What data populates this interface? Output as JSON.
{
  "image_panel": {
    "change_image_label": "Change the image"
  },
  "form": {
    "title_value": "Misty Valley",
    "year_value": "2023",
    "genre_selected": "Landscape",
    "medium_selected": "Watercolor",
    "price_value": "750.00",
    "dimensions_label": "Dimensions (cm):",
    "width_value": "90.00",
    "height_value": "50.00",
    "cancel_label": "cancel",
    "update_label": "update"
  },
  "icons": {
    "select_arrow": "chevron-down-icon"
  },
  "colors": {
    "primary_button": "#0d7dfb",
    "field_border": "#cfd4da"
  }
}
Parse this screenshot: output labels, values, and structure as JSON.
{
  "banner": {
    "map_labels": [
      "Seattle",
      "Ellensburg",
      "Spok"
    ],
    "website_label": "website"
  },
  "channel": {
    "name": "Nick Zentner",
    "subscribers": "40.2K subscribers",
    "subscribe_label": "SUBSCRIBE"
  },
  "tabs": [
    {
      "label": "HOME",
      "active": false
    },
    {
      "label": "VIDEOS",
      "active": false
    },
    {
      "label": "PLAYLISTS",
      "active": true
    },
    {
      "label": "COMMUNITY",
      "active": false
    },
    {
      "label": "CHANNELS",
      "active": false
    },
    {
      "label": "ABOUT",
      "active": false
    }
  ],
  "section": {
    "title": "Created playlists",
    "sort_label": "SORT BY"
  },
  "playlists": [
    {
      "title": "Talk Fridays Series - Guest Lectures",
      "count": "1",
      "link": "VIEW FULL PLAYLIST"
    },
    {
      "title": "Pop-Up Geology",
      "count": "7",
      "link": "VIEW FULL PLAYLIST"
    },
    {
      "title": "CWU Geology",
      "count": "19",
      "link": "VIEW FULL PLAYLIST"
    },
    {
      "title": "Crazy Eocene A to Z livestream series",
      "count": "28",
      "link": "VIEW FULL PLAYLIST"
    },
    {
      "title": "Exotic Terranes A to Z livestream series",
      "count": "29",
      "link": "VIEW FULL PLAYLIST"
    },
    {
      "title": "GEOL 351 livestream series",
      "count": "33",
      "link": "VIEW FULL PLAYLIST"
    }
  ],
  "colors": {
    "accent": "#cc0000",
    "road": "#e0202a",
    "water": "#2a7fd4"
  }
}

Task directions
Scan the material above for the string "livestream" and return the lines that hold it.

Task solution
      "title": "Crazy Eocene A to Z livestream series",
      "title": "Exotic Terranes A to Z livestream series",
      "title": "GEOL 351 livestream series",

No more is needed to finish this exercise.